— Brief —
Count the lines below that include "JSON". Only the number should be given.

— Data under study —

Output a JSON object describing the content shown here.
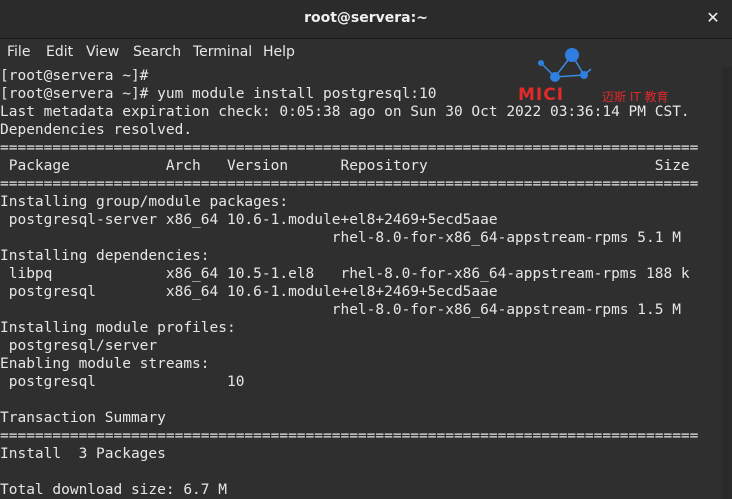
{
  "window": {
    "title": "root@servera:~"
  },
  "menu": [
    "File",
    "Edit",
    "View",
    "Search",
    "Terminal",
    "Help"
  ],
  "watermark": {
    "brand": "MICI",
    "tagline": "迈斯 IT 教育",
    "color": "#e12a2a"
  },
  "terminal": {
    "lines": [
      "[root@servera ~]#",
      "[root@servera ~]# yum module install postgresql:10",
      "Last metadata expiration check: 0:05:38 ago on Sun 30 Oct 2022 03:36:14 PM CST.",
      "Dependencies resolved.",
      "================================================================================",
      " Package           Arch   Version      Repository                          Size",
      "================================================================================",
      "Installing group/module packages:",
      " postgresql-server x86_64 10.6-1.module+el8+2469+5ecd5aae",
      "                                      rhel-8.0-for-x86_64-appstream-rpms 5.1 M",
      "Installing dependencies:",
      " libpq             x86_64 10.5-1.el8   rhel-8.0-for-x86_64-appstream-rpms 188 k",
      " postgresql        x86_64 10.6-1.module+el8+2469+5ecd5aae",
      "                                      rhel-8.0-for-x86_64-appstream-rpms 1.5 M",
      "Installing module profiles:",
      " postgresql/server",
      "Enabling module streams:",
      " postgresql               10",
      "",
      "Transaction Summary",
      "================================================================================",
      "Install  3 Packages",
      "",
      "Total download size: 6.7 M"
    ]
  }
}
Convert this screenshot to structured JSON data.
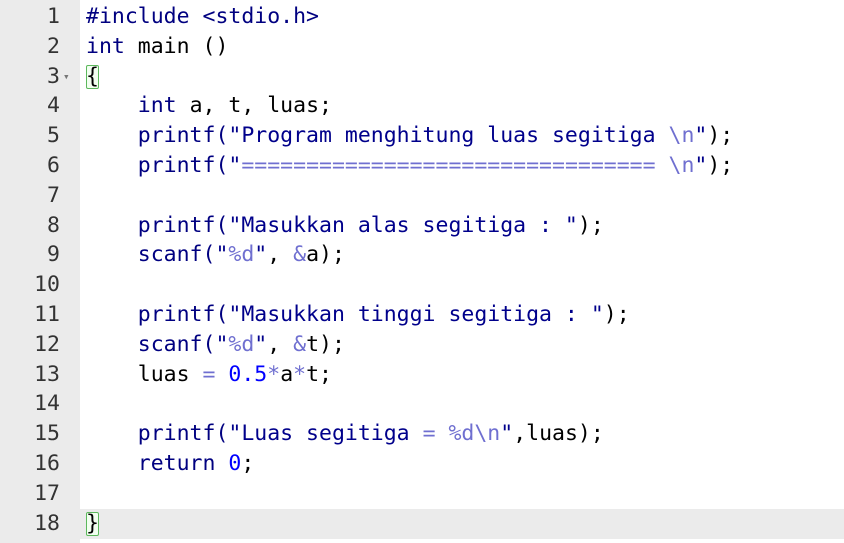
{
  "active_line": 18,
  "fold_line": 3,
  "fold_glyph": "▾",
  "lines": [
    {
      "n": "1",
      "tokens": [
        {
          "t": "#include <stdio.h>",
          "c": "kw"
        }
      ]
    },
    {
      "n": "2",
      "tokens": [
        {
          "t": "int",
          "c": "kw"
        },
        {
          "t": " main ()",
          "c": ""
        }
      ]
    },
    {
      "n": "3",
      "tokens": [
        {
          "t": "{",
          "c": "brace"
        }
      ]
    },
    {
      "n": "4",
      "tokens": [
        {
          "t": "    ",
          "c": ""
        },
        {
          "t": "int",
          "c": "kw"
        },
        {
          "t": " a, t, luas;",
          "c": ""
        }
      ]
    },
    {
      "n": "5",
      "tokens": [
        {
          "t": "    ",
          "c": ""
        },
        {
          "t": "printf(",
          "c": "kw"
        },
        {
          "t": "\"Program menghitung luas segitiga ",
          "c": "str"
        },
        {
          "t": "\\n",
          "c": "esc"
        },
        {
          "t": "\"",
          "c": "str"
        },
        {
          "t": ");",
          "c": ""
        }
      ]
    },
    {
      "n": "6",
      "tokens": [
        {
          "t": "    ",
          "c": ""
        },
        {
          "t": "printf(",
          "c": "kw"
        },
        {
          "t": "\"",
          "c": "str"
        },
        {
          "t": "================================",
          "c": "op"
        },
        {
          "t": " ",
          "c": "str"
        },
        {
          "t": "\\n",
          "c": "esc"
        },
        {
          "t": "\"",
          "c": "str"
        },
        {
          "t": ");",
          "c": ""
        }
      ]
    },
    {
      "n": "7",
      "tokens": []
    },
    {
      "n": "8",
      "tokens": [
        {
          "t": "    ",
          "c": ""
        },
        {
          "t": "printf(",
          "c": "kw"
        },
        {
          "t": "\"Masukkan alas segitiga : \"",
          "c": "str"
        },
        {
          "t": ");",
          "c": ""
        }
      ]
    },
    {
      "n": "9",
      "tokens": [
        {
          "t": "    ",
          "c": ""
        },
        {
          "t": "scanf(",
          "c": "kw"
        },
        {
          "t": "\"",
          "c": "str"
        },
        {
          "t": "%d",
          "c": "fmt"
        },
        {
          "t": "\"",
          "c": "str"
        },
        {
          "t": ", ",
          "c": ""
        },
        {
          "t": "&",
          "c": "op"
        },
        {
          "t": "a);",
          "c": ""
        }
      ]
    },
    {
      "n": "10",
      "tokens": []
    },
    {
      "n": "11",
      "tokens": [
        {
          "t": "    ",
          "c": ""
        },
        {
          "t": "printf(",
          "c": "kw"
        },
        {
          "t": "\"Masukkan tinggi segitiga : \"",
          "c": "str"
        },
        {
          "t": ");",
          "c": ""
        }
      ]
    },
    {
      "n": "12",
      "tokens": [
        {
          "t": "    ",
          "c": ""
        },
        {
          "t": "scanf(",
          "c": "kw"
        },
        {
          "t": "\"",
          "c": "str"
        },
        {
          "t": "%d",
          "c": "fmt"
        },
        {
          "t": "\"",
          "c": "str"
        },
        {
          "t": ", ",
          "c": ""
        },
        {
          "t": "&",
          "c": "op"
        },
        {
          "t": "t);",
          "c": ""
        }
      ]
    },
    {
      "n": "13",
      "tokens": [
        {
          "t": "    luas ",
          "c": ""
        },
        {
          "t": "=",
          "c": "op"
        },
        {
          "t": " ",
          "c": ""
        },
        {
          "t": "0.5",
          "c": "num"
        },
        {
          "t": "*",
          "c": "op"
        },
        {
          "t": "a",
          "c": ""
        },
        {
          "t": "*",
          "c": "op"
        },
        {
          "t": "t;",
          "c": ""
        }
      ]
    },
    {
      "n": "14",
      "tokens": []
    },
    {
      "n": "15",
      "tokens": [
        {
          "t": "    ",
          "c": ""
        },
        {
          "t": "printf(",
          "c": "kw"
        },
        {
          "t": "\"Luas segitiga ",
          "c": "str"
        },
        {
          "t": "=",
          "c": "op"
        },
        {
          "t": " ",
          "c": "str"
        },
        {
          "t": "%d\\n",
          "c": "fmt"
        },
        {
          "t": "\"",
          "c": "str"
        },
        {
          "t": ",luas);",
          "c": ""
        }
      ]
    },
    {
      "n": "16",
      "tokens": [
        {
          "t": "    ",
          "c": ""
        },
        {
          "t": "return",
          "c": "kw"
        },
        {
          "t": " ",
          "c": ""
        },
        {
          "t": "0",
          "c": "num"
        },
        {
          "t": ";",
          "c": ""
        }
      ]
    },
    {
      "n": "17",
      "tokens": []
    },
    {
      "n": "18",
      "tokens": [
        {
          "t": "}",
          "c": "brace"
        }
      ]
    }
  ]
}
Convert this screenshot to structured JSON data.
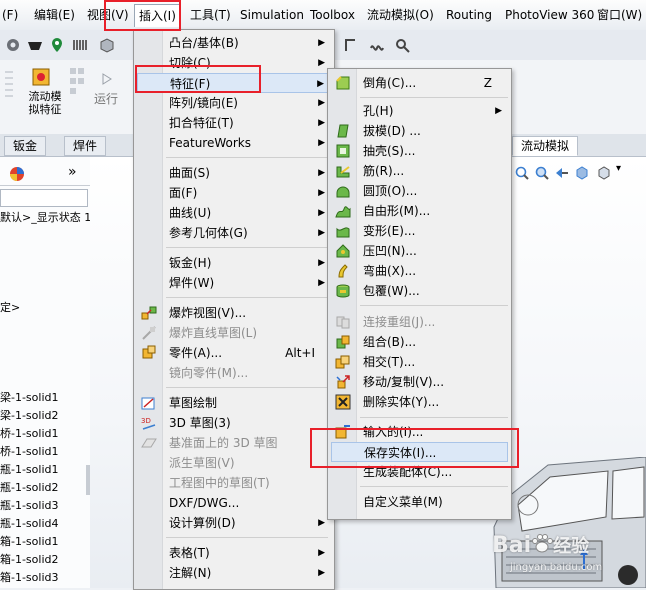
{
  "menubar": {
    "items": [
      "(F)",
      "编辑(E)",
      "视图(V)",
      "插入(I)",
      "工具(T)",
      "Simulation",
      "Toolbox",
      "流动模拟(O)",
      "Routing",
      "PhotoView 360",
      "窗口(W)"
    ]
  },
  "command_manager": {
    "btn1": "流动模\n拟特征",
    "btn2": "运行",
    "tabs": [
      "钣金",
      "焊件",
      "流动模拟"
    ]
  },
  "feature_tree": {
    "rows": [
      "默认>_显示状态 1",
      "定>",
      "梁-1-solid1",
      "梁-1-solid2",
      "桥-1-solid1",
      "桥-1-solid1",
      "瓶-1-solid1",
      "瓶-1-solid2",
      "瓶-1-solid3",
      "瓶-1-solid4",
      "箱-1-solid1",
      "箱-1-solid2",
      "箱-1-solid3"
    ]
  },
  "insert_menu": {
    "items": [
      {
        "label": "凸台/基体(B)",
        "submenu": true
      },
      {
        "label": "切除(C)",
        "submenu": true
      },
      {
        "label": "特征(F)",
        "submenu": true,
        "highlighted": true
      },
      {
        "label": "阵列/镜向(E)",
        "submenu": true
      },
      {
        "label": "扣合特征(T)",
        "submenu": true
      },
      {
        "label": "FeatureWorks",
        "submenu": true
      },
      {
        "label": "曲面(S)",
        "submenu": true
      },
      {
        "label": "面(F)",
        "submenu": true
      },
      {
        "label": "曲线(U)",
        "submenu": true
      },
      {
        "label": "参考几何体(G)",
        "submenu": true
      },
      {
        "label": "钣金(H)",
        "submenu": true
      },
      {
        "label": "焊件(W)",
        "submenu": true
      },
      {
        "label": "爆炸视图(V)..."
      },
      {
        "label": "爆炸直线草图(L)",
        "disabled": true
      },
      {
        "label": "零件(A)...",
        "shortcut": "Alt+I"
      },
      {
        "label": "镜向零件(M)...",
        "disabled": true
      },
      {
        "label": "草图绘制"
      },
      {
        "label": "3D 草图(3)"
      },
      {
        "label": "基准面上的 3D 草图",
        "disabled": true
      },
      {
        "label": "派生草图(V)",
        "disabled": true
      },
      {
        "label": "工程图中的草图(T)",
        "disabled": true
      },
      {
        "label": "DXF/DWG..."
      },
      {
        "label": "设计算例(D)",
        "submenu": true
      },
      {
        "label": "表格(T)",
        "submenu": true
      },
      {
        "label": "注解(N)",
        "submenu": true
      }
    ]
  },
  "feature_submenu": {
    "items": [
      {
        "label": "倒角(C)...",
        "shortcut": "Z"
      },
      {
        "label": "孔(H)",
        "submenu": true
      },
      {
        "label": "拔模(D) ..."
      },
      {
        "label": "抽壳(S)..."
      },
      {
        "label": "筋(R)..."
      },
      {
        "label": "圆顶(O)..."
      },
      {
        "label": "自由形(M)..."
      },
      {
        "label": "变形(E)..."
      },
      {
        "label": "压凹(N)..."
      },
      {
        "label": "弯曲(X)..."
      },
      {
        "label": "包覆(W)..."
      },
      {
        "label": "连接重组(J)...",
        "disabled": true
      },
      {
        "label": "组合(B)..."
      },
      {
        "label": "相交(T)..."
      },
      {
        "label": "移动/复制(V)..."
      },
      {
        "label": "删除实体(Y)..."
      },
      {
        "label": "输入的(I)..."
      },
      {
        "label": "保存实体(I)...",
        "highlighted": true
      },
      {
        "label": "生成装配体(C)..."
      },
      {
        "label": "自定义菜单(M)"
      }
    ]
  },
  "watermark": {
    "brand": "Bai",
    "sub": "经验",
    "site": "jingyan.baidu.com"
  },
  "colors": {
    "highlight_box": "#e8202a",
    "menu_hover": "#dce8f7",
    "accent": "#3c7fd0"
  }
}
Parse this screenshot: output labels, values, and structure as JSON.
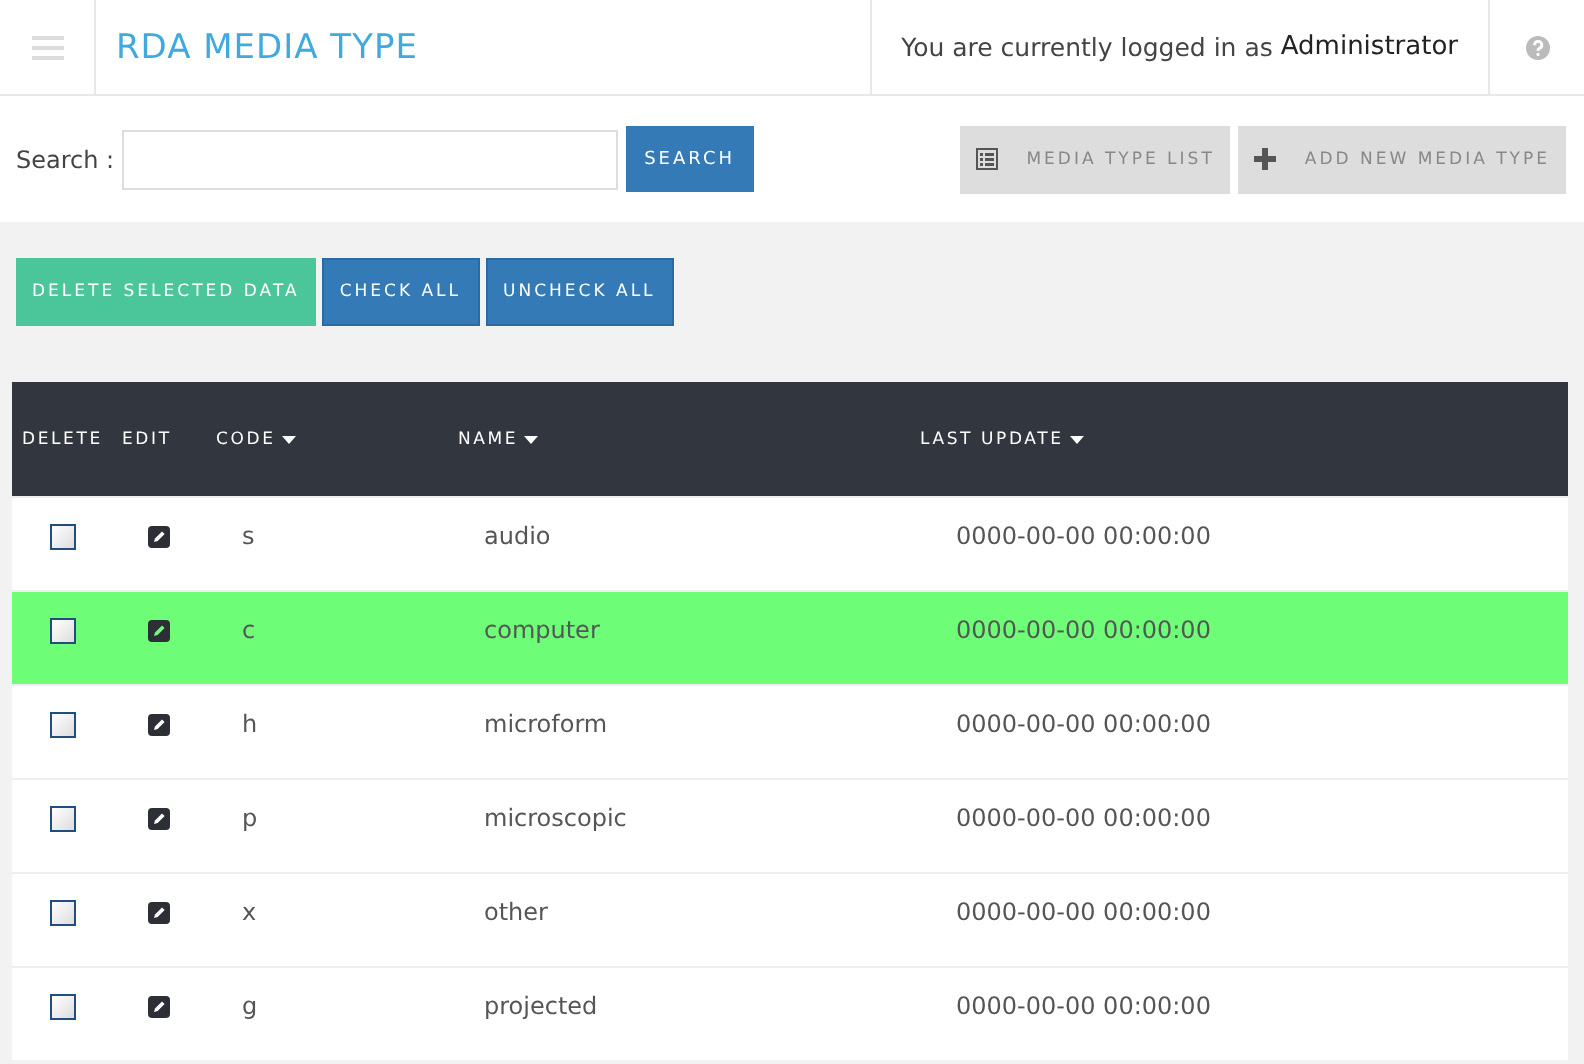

— Result for this task —
4